The town is ringed with fine restaurants, gift and apparel shops and stores catering to every outdoor passion. The proprietors are usually good sources of local knowledge, so don’t hesitate to chat them up.

For their part, surfers hang at Ditch Plains, or simply “Ditch,” on the south side, while windsurfers congregate in the Napeague and Fort Pond Bay areas west of town. Deep Hollow Ranch, the oldest cattle ranch in the country (established in 1658), and Rita’s Stables are where the equine-enamored ride. Montauk Downs, a public golf course, offers not only a challenge, but breathtaking views for duffers.

Montauk is quite hilly, and bike trails surround the region. Local roads too are filled with cyclists and joggers. Many head to the lighthouse on Montauk Point, where the view from the bluff is always spectacular. On the rocks below, surfcasters, locally known as “rock rats,” stand and wade, sometimes shoulder-to-shoulder, casting for striped bass and bluefish. During the warmest of summers, an errant tarpon and cobia can fall prey here.

Montauk is all about the water, so fishing is king. Even novice fishermen can find glory in the rich waters of Shagwong Reef, Endeavor Shoals and those out to Great Eastern, all marked on area charts. Spring brings winter flounder, followed by the first wave of bluefish, striped bass and a run of large fluke. Summer months begin the offshore shark and tuna fishing; sometimes the fishing is as near as 20 miles. The bluewater canyon season runs through July, August and September.

My perfect stay in Montauk includes a sunrise breakfast at the lighthouse, some morning fishing, lunch along the harbor, an afternoon paddle, and sunset drinks at The Montauket followed by steamed lobsters at Duryea’s. I don’t know about you, but I can’t wait for summer.
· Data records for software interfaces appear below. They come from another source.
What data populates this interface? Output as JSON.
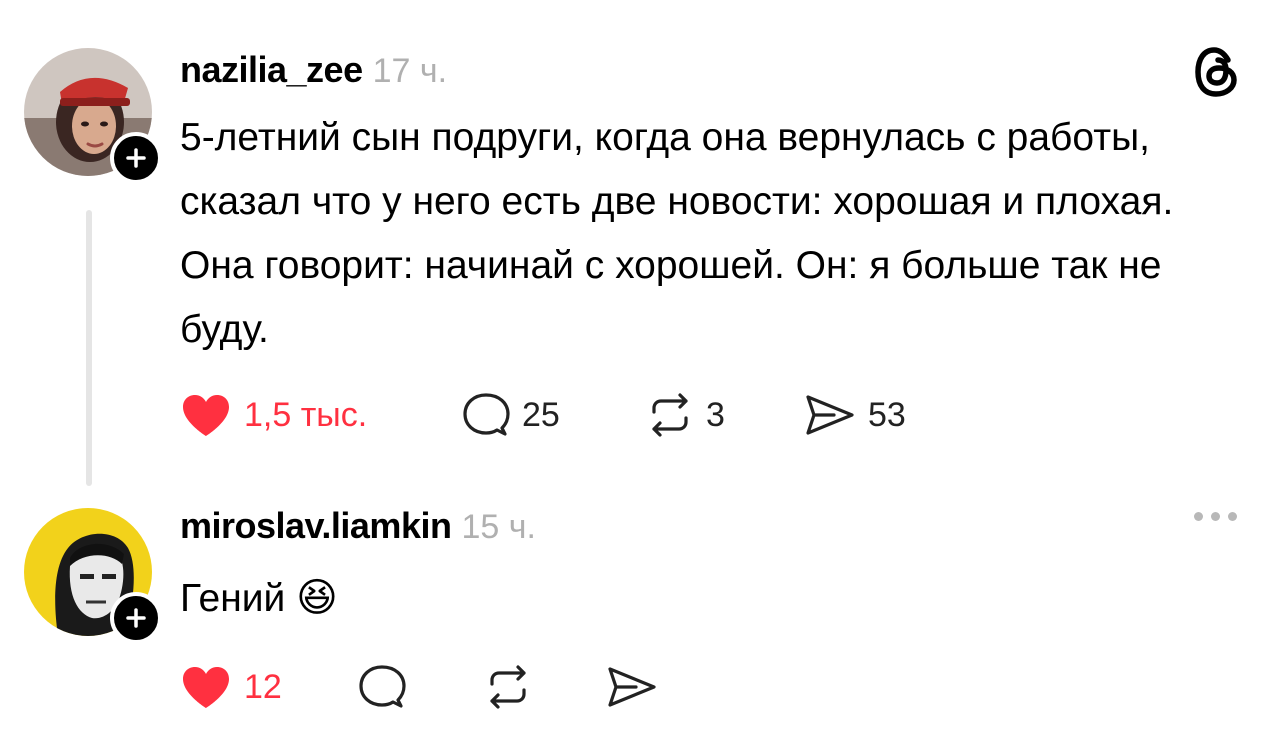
{
  "posts": [
    {
      "username": "nazilia_zee",
      "time": "17 ч.",
      "text": "5-летний сын подруги, когда она вернулась с работы, сказал что у него есть две новости: хорошая и плохая. Она говорит: начинай с хорошей. Он: я больше так не буду.",
      "likes": "1,5 тыс.",
      "comments": "25",
      "reposts": "3",
      "shares": "53",
      "liked": true
    },
    {
      "username": "miroslav.liamkin",
      "time": "15 ч.",
      "text": "Гений",
      "emoji": "😆",
      "likes": "12",
      "liked": true
    }
  ],
  "icons": {
    "logo": "threads-logo-icon",
    "like": "heart-icon",
    "comment": "comment-bubble-icon",
    "repost": "repost-icon",
    "share": "send-icon",
    "follow": "plus-icon",
    "more": "more-horizontal-icon"
  },
  "colors": {
    "like_red": "#ff3040",
    "time_gray": "#b0b0b0",
    "thread_line": "#e5e5e5",
    "avatar2_bg": "#f2d21b"
  }
}
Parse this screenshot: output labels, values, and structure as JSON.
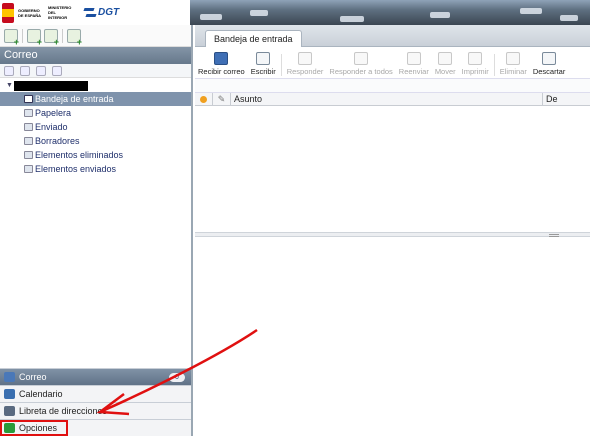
{
  "banner": {
    "gobierno_text": "GOBIERNO DE ESPAÑA",
    "ministerio_text": "MINISTERIO DEL INTERIOR",
    "dgt_text": "DGT"
  },
  "left_panel": {
    "header": "Correo",
    "folders": [
      {
        "label": "Bandeja de entrada",
        "selected": true,
        "icon": "inbox-icon"
      },
      {
        "label": "Papelera",
        "selected": false,
        "icon": "trash-folder-icon"
      },
      {
        "label": "Enviado",
        "selected": false,
        "icon": "sent-folder-icon"
      },
      {
        "label": "Borradores",
        "selected": false,
        "icon": "drafts-folder-icon"
      },
      {
        "label": "Elementos eliminados",
        "selected": false,
        "icon": "folder-icon"
      },
      {
        "label": "Elementos enviados",
        "selected": false,
        "icon": "folder-icon"
      }
    ],
    "nav": [
      {
        "label": "Correo",
        "badge": "0",
        "active": true,
        "icon": "mail-icon"
      },
      {
        "label": "Calendario",
        "active": false,
        "icon": "calendar-icon"
      },
      {
        "label": "Libreta de direcciones",
        "active": false,
        "icon": "address-book-icon"
      },
      {
        "label": "Opciones",
        "active": false,
        "icon": "checkmark-icon"
      }
    ]
  },
  "right_panel": {
    "tab": "Bandeja de entrada",
    "toolbar": [
      {
        "label": "Recibir correo",
        "enabled": true
      },
      {
        "label": "Escribir",
        "enabled": true
      },
      {
        "label": "Responder",
        "enabled": false
      },
      {
        "label": "Responder a todos",
        "enabled": false
      },
      {
        "label": "Reenviar",
        "enabled": false
      },
      {
        "label": "Mover",
        "enabled": false
      },
      {
        "label": "Imprimir",
        "enabled": false
      },
      {
        "label": "Eliminar",
        "enabled": false
      },
      {
        "label": "Descartar",
        "enabled": true
      }
    ],
    "columns": {
      "subject": "Asunto",
      "from": "De"
    }
  },
  "colors": {
    "selection": "#7f93ac",
    "annotation": "#e01010",
    "header_gradient_top": "#8495a7"
  }
}
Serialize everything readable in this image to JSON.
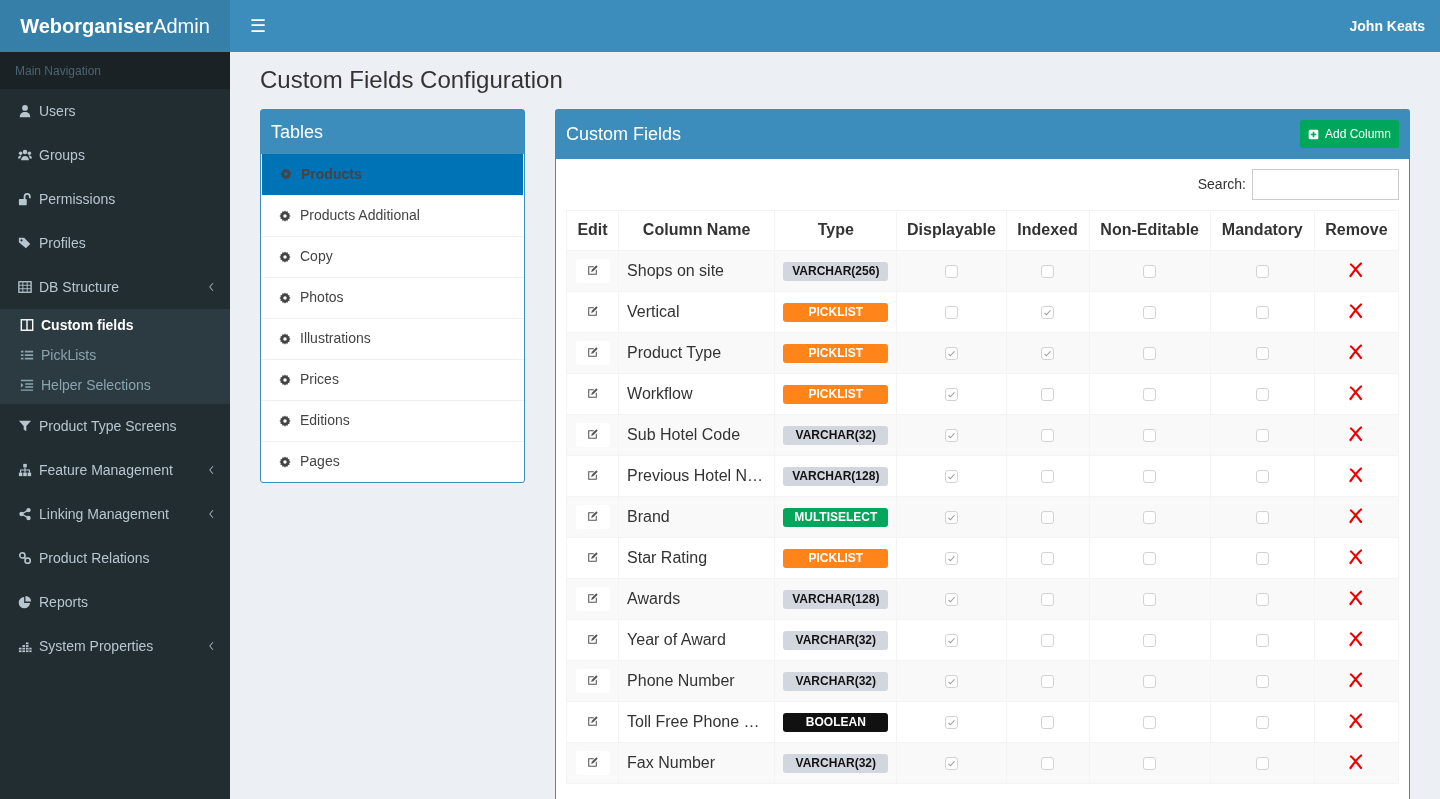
{
  "brand": {
    "bold": "Weborganiser",
    "light": "Admin"
  },
  "menu_toggle": "☰",
  "user": "John Keats",
  "sidebar": {
    "header": "Main Navigation",
    "items": [
      {
        "label": "Users",
        "submenu": false
      },
      {
        "label": "Groups",
        "submenu": false
      },
      {
        "label": "Permissions",
        "submenu": false
      },
      {
        "label": "Profiles",
        "submenu": false
      },
      {
        "label": "DB Structure",
        "submenu": true,
        "children": [
          {
            "label": "Custom fields",
            "selected": true
          },
          {
            "label": "PickLists",
            "selected": false
          },
          {
            "label": "Helper Selections",
            "selected": false
          }
        ]
      },
      {
        "label": "Product Type Screens",
        "submenu": false
      },
      {
        "label": "Feature Management",
        "submenu": true
      },
      {
        "label": "Linking Management",
        "submenu": true
      },
      {
        "label": "Product Relations",
        "submenu": false
      },
      {
        "label": "Reports",
        "submenu": false
      },
      {
        "label": "System Properties",
        "submenu": true
      }
    ]
  },
  "page_title": "Custom Fields Configuration",
  "tables_panel": {
    "title": "Tables",
    "items": [
      {
        "label": "Products",
        "selected": true
      },
      {
        "label": "Products Additional",
        "selected": false
      },
      {
        "label": "Copy",
        "selected": false
      },
      {
        "label": "Photos",
        "selected": false
      },
      {
        "label": "Illustrations",
        "selected": false
      },
      {
        "label": "Prices",
        "selected": false
      },
      {
        "label": "Editions",
        "selected": false
      },
      {
        "label": "Pages",
        "selected": false
      }
    ]
  },
  "fields_panel": {
    "title": "Custom Fields",
    "add_button": "Add Column",
    "search_label": "Search:",
    "columns": [
      "Edit",
      "Column Name",
      "Type",
      "Displayable",
      "Indexed",
      "Non-Editable",
      "Mandatory",
      "Remove"
    ],
    "rows": [
      {
        "name": "Shops on site",
        "type": "VARCHAR(256)",
        "kind": "varchar",
        "displayable": false,
        "indexed": false,
        "non_editable": false,
        "mandatory": false
      },
      {
        "name": "Vertical",
        "type": "PICKLIST",
        "kind": "picklist",
        "displayable": false,
        "indexed": true,
        "non_editable": false,
        "mandatory": false
      },
      {
        "name": "Product Type",
        "type": "PICKLIST",
        "kind": "picklist",
        "displayable": true,
        "indexed": true,
        "non_editable": false,
        "mandatory": false
      },
      {
        "name": "Workflow",
        "type": "PICKLIST",
        "kind": "picklist",
        "displayable": true,
        "indexed": false,
        "non_editable": false,
        "mandatory": false
      },
      {
        "name": "Sub Hotel Code",
        "type": "VARCHAR(32)",
        "kind": "varchar",
        "displayable": true,
        "indexed": false,
        "non_editable": false,
        "mandatory": false
      },
      {
        "name": "Previous Hotel N…",
        "type": "VARCHAR(128)",
        "kind": "varchar",
        "displayable": true,
        "indexed": false,
        "non_editable": false,
        "mandatory": false
      },
      {
        "name": "Brand",
        "type": "MULTISELECT",
        "kind": "multiselect",
        "displayable": true,
        "indexed": false,
        "non_editable": false,
        "mandatory": false
      },
      {
        "name": "Star Rating",
        "type": "PICKLIST",
        "kind": "picklist",
        "displayable": true,
        "indexed": false,
        "non_editable": false,
        "mandatory": false
      },
      {
        "name": "Awards",
        "type": "VARCHAR(128)",
        "kind": "varchar",
        "displayable": true,
        "indexed": false,
        "non_editable": false,
        "mandatory": false
      },
      {
        "name": "Year of Award",
        "type": "VARCHAR(32)",
        "kind": "varchar",
        "displayable": true,
        "indexed": false,
        "non_editable": false,
        "mandatory": false
      },
      {
        "name": "Phone Number",
        "type": "VARCHAR(32)",
        "kind": "varchar",
        "displayable": true,
        "indexed": false,
        "non_editable": false,
        "mandatory": false
      },
      {
        "name": "Toll Free Phone …",
        "type": "BOOLEAN",
        "kind": "boolean",
        "displayable": true,
        "indexed": false,
        "non_editable": false,
        "mandatory": false
      },
      {
        "name": "Fax Number",
        "type": "VARCHAR(32)",
        "kind": "varchar",
        "displayable": true,
        "indexed": false,
        "non_editable": false,
        "mandatory": false
      }
    ]
  }
}
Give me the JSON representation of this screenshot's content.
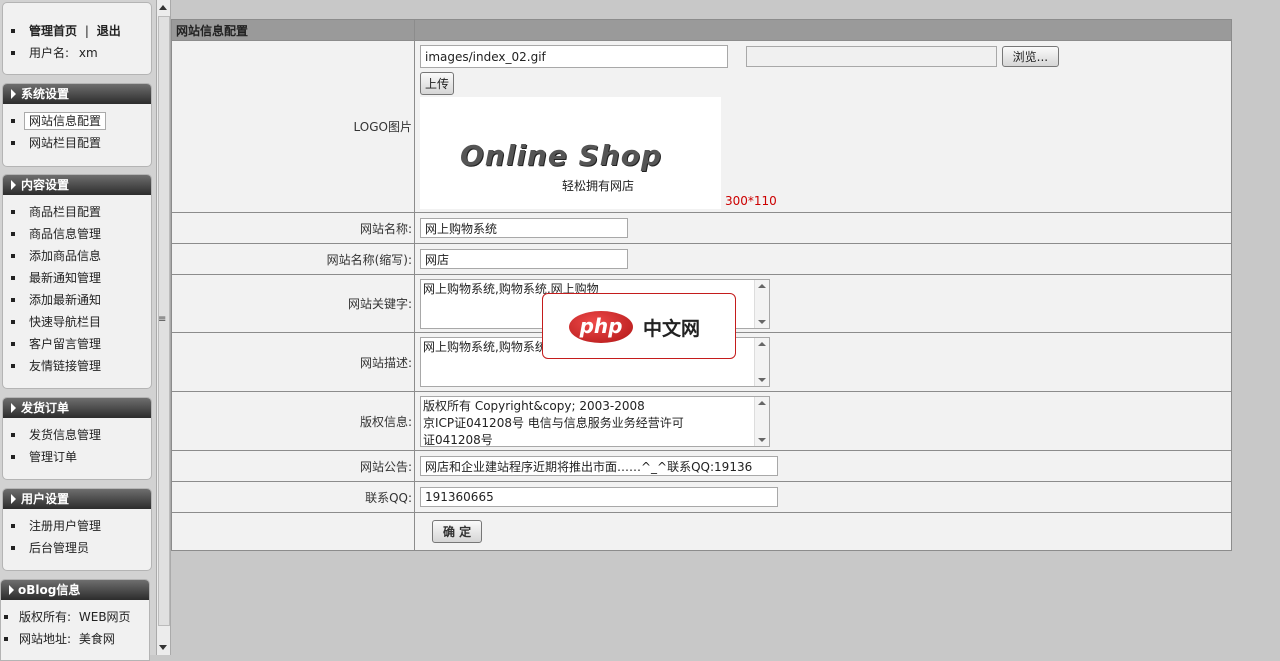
{
  "sidebar": {
    "top": {
      "home_label": "管理首页",
      "separator": "|",
      "logout_label": "退出",
      "username_label": "用户名:",
      "username_value": "xm"
    },
    "sections": [
      {
        "title": "系统设置",
        "items": [
          "网站信息配置",
          "网站栏目配置"
        ]
      },
      {
        "title": "内容设置",
        "items": [
          "商品栏目配置",
          "商品信息管理",
          "添加商品信息",
          "最新通知管理",
          "添加最新通知",
          "快速导航栏目",
          "客户留言管理",
          "友情链接管理"
        ]
      },
      {
        "title": "发货订单",
        "items": [
          "发货信息管理",
          "管理订单"
        ]
      },
      {
        "title": "用户设置",
        "items": [
          "注册用户管理",
          "后台管理员"
        ]
      }
    ],
    "oblog": {
      "title": "oBlog信息",
      "copyright_label": "版权所有:",
      "copyright_value": "WEB网页",
      "address_label": "网站地址:",
      "address_value": "美食网"
    }
  },
  "form": {
    "header_title": "网站信息配置",
    "logo": {
      "label": "LOGO图片",
      "path_value": "images/index_02.gif",
      "file_value": "",
      "browse_button": "浏览...",
      "upload_button": "上传",
      "size_hint": "300*110",
      "size_hint_color": "#cc0000",
      "preview_title": "Online Shop",
      "preview_subtitle": "轻松拥有网店"
    },
    "site_name": {
      "label": "网站名称:",
      "value": "网上购物系统"
    },
    "site_short_name": {
      "label": "网站名称(缩写):",
      "value": "网店"
    },
    "keywords": {
      "label": "网站关键字:",
      "value": "网上购物系统,购物系统,网上购物"
    },
    "description": {
      "label": "网站描述:",
      "value": "网上购物系统,购物系统"
    },
    "copyright": {
      "label": "版权信息:",
      "line1": "版权所有  Copyright&copy; 2003-2008",
      "line2": "京ICP证041208号        电信与信息服务业务经营许可",
      "line3": "证041208号"
    },
    "notice": {
      "label": "网站公告:",
      "value": "网店和企业建站程序近期将推出市面……^_^联系QQ:19136"
    },
    "qq": {
      "label": "联系QQ:",
      "value": "191360665"
    },
    "submit_label": "确 定"
  },
  "watermark": {
    "logo_text": "php",
    "text": "中文网",
    "accent": "#c41c1c"
  }
}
After Fishing Bar and Grill, 668-6535. Good food, great view (seasonal). Dave’s Grill, 668-9190. Small, top-notch. The Dock, 668-9778. Great food year-round. Duryea’s Lobster Deck, 668-2410. Open deck, BYOB. Gosman’s, 668-5330. Seafood, popular. Harvest on Fort Pond, 668-5574. Fancy family style. The Montauket Hotel, 668-5992. Sunset cocktails. Oyster Pond, 668-4200. Always good, in town. Shagwong, 668-3050. Local favorite, in town. Surfside Inn, 668-5958. Tasty, B&B setting.


Gone Fishing Marina, 668-3232. Gurney’s Inn Resort & Spa, 668-2345. Montauk Marine Basin, 668-5900. , (888) MYC-8668. The Panoramic View, 668-3000. Star Island Yacht Club, 668-5052. Surfside Country Inn, 668-5958.


Deep Hollow Ranch, 668-2744. Montauk Downs, 668-5000. Rita’s Stables, 668-5453. Viking Fleet, 668-5700.


Pink Tuna Cab Company, 668-3838. Hampton Jitney, 283-4600. Montauk Airport, 668-3738. Montauk Chamber of Commerce, 668-2428.

Area code 631 unless otherwise stated